Earlier in the week, Dayton released a bonding plan that proposes $531 million in infrastructure projects, but left the door open for another $470 million for the Legislature to provide.
"The bonding bill has half of it available, and we talked here about some of the projects (for Bemidji), the Science Center facility and also projects that would benefit Bemidji State, and therefore the entire region" he said.
The Headwaters Science Center seeks $500,000 in planning and design funds, which Dayton said wasn't in his initial bill as he was seeking shovel-ready projects.
He also noted how his signing of the federal early Medicaid enrollment order helped North Country Regional Hospital and the local economy.

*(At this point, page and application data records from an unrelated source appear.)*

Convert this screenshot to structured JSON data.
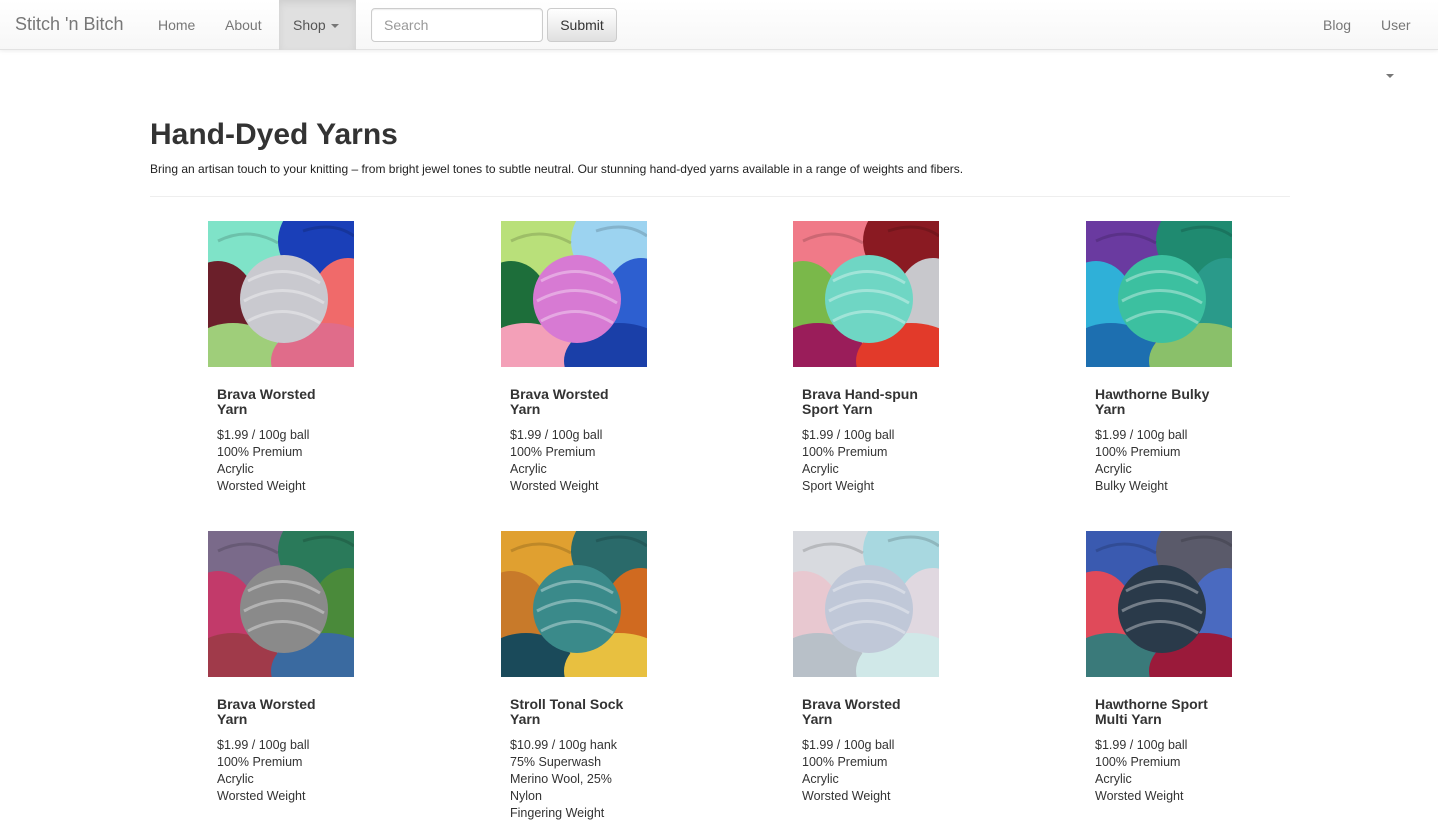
{
  "navbar": {
    "brand": "Stitch 'n Bitch",
    "home": "Home",
    "about": "About",
    "shop": "Shop",
    "search_placeholder": "Search",
    "submit": "Submit",
    "blog": "Blog",
    "user": "User"
  },
  "page": {
    "title": "Hand-Dyed Yarns",
    "lead": "Bring an artisan touch to your knitting – from bright jewel tones to subtle neutral. Our stunning hand-dyed yarns available in a range of weights and fibers."
  },
  "products": [
    {
      "name": "Brava Worsted Yarn",
      "price": "$1.99 / 100g ball",
      "fiber": "100% Premium Acrylic",
      "weight": "Worsted Weight",
      "colors": [
        "#7fe3c8",
        "#1a3fb8",
        "#6b1f2a",
        "#c9c9cf",
        "#e06c8a",
        "#9fce7a",
        "#f06a6a"
      ]
    },
    {
      "name": "Brava Worsted Yarn",
      "price": "$1.99 / 100g ball",
      "fiber": "100% Premium Acrylic",
      "weight": "Worsted Weight",
      "colors": [
        "#b9e07a",
        "#9cd3f0",
        "#1d6e3a",
        "#d77ad3",
        "#1a3fa8",
        "#f3a0b8",
        "#2d5fd0"
      ]
    },
    {
      "name": "Brava Hand-spun Sport Yarn",
      "price": "$1.99 / 100g ball",
      "fiber": "100% Premium Acrylic",
      "weight": "Sport Weight",
      "colors": [
        "#f07a88",
        "#8a1a22",
        "#7ab84a",
        "#6fd6c4",
        "#e23a2a",
        "#9a1d5a",
        "#c8c8cc"
      ]
    },
    {
      "name": "Hawthorne Bulky Yarn",
      "price": "$1.99 / 100g ball",
      "fiber": "100% Premium Acrylic",
      "weight": "Bulky Weight",
      "colors": [
        "#6a3aa0",
        "#1f8a70",
        "#2fb0d8",
        "#3cc0a0",
        "#8ac06a",
        "#1d6fb0",
        "#2a9a8a"
      ]
    },
    {
      "name": "Brava Worsted Yarn",
      "price": "$1.99 / 100g ball",
      "fiber": "100% Premium Acrylic",
      "weight": "Worsted Weight",
      "colors": [
        "#7a6a8a",
        "#2a7a5a",
        "#c23a6a",
        "#8a8a8a",
        "#3a6aa0",
        "#a03a4a",
        "#4a8a3a"
      ]
    },
    {
      "name": "Stroll Tonal Sock Yarn",
      "price": "$10.99 / 100g hank",
      "fiber": "75% Superwash Merino Wool, 25% Nylon",
      "weight": "Fingering Weight",
      "colors": [
        "#e0a030",
        "#2a6a6a",
        "#c87a2a",
        "#3a8a8a",
        "#e8c040",
        "#1a4a5a",
        "#d06a20"
      ]
    },
    {
      "name": "Brava Worsted Yarn",
      "price": "$1.99 / 100g ball",
      "fiber": "100% Premium Acrylic",
      "weight": "Worsted Weight",
      "colors": [
        "#d8dadf",
        "#a8d8e0",
        "#e8c8d0",
        "#c0c8d8",
        "#d0e8e8",
        "#b8c0c8",
        "#e0d8e0"
      ]
    },
    {
      "name": "Hawthorne Sport Multi Yarn",
      "price": "$1.99 / 100g ball",
      "fiber": "100% Premium Acrylic",
      "weight": "Worsted Weight",
      "colors": [
        "#3a5ab0",
        "#5a5a6a",
        "#e04a5a",
        "#2a3a4a",
        "#9a1a3a",
        "#3a7a7a",
        "#4a6ac0"
      ]
    }
  ]
}
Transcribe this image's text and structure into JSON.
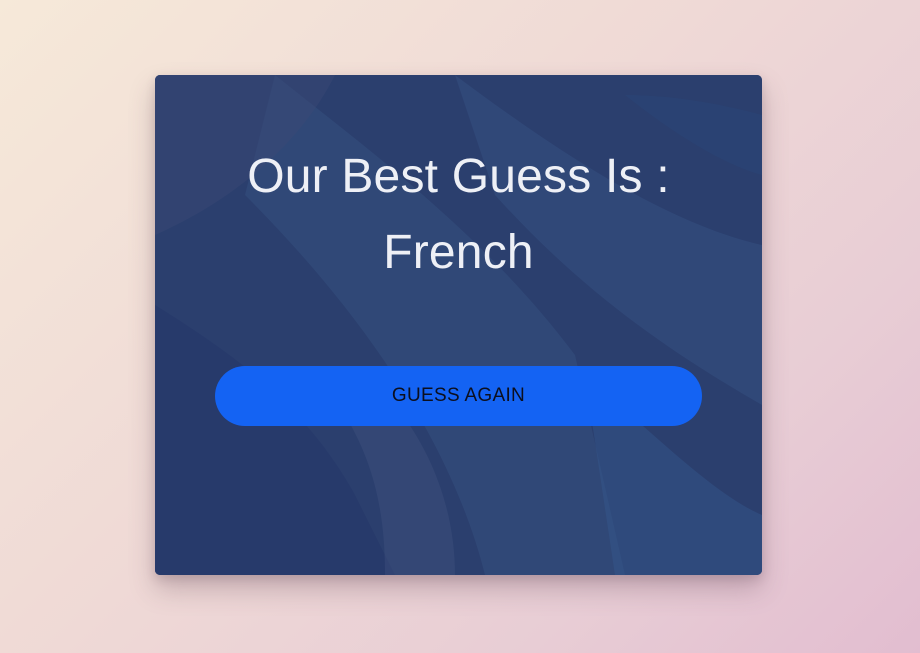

"Local Government Aid is also important, in terms of providing essential police and fire services and snowplowing," he said. "You hear about the school district covering 800 square miles through its transportation system and you realize the extra financial burdens that are placed on school districts in the larger expanses of our state."
Both the House and Senate have passed bills to cut state spending $1 billion, with significant cuts to LGA, which Republicans say only continue cuts made in 2010.
Asked if he will veto that bill, Dayton said, "I haven't used that word, but I will have to see what if finally looks like. I've stated what your editorial (Pioneer, Jan. 30) stated, that I think a piecemeal approach is the wrong approach, because it just isolates one or two parts of the budget and is a partial solution, when it's a $6.2 billion problem that requires a complete solution."
That's what he intends to provide in his Feb. 15 budget.
"It's traditional for the Legislature to grant the governor the courtesy of being able to present his budget first and they'll have plenty of time in the next couple of months to pick it apart and try to do better," Dayton said.
"If they can do better, if as the sign says, 'None of us are as smart as all of us,' comes true, then we'll have a better outcome at the end of the legislative session," he said.
Continuing cuts under former Gov. Tim Pawlenty are still cuts, Dayton said, adding that increased revenue as to be part of the solution.
"I'm going to propose a balance budget, a complete solution that will include revenue increases on the progressive end of the income tax and that will be fair and responsive," Dayton said.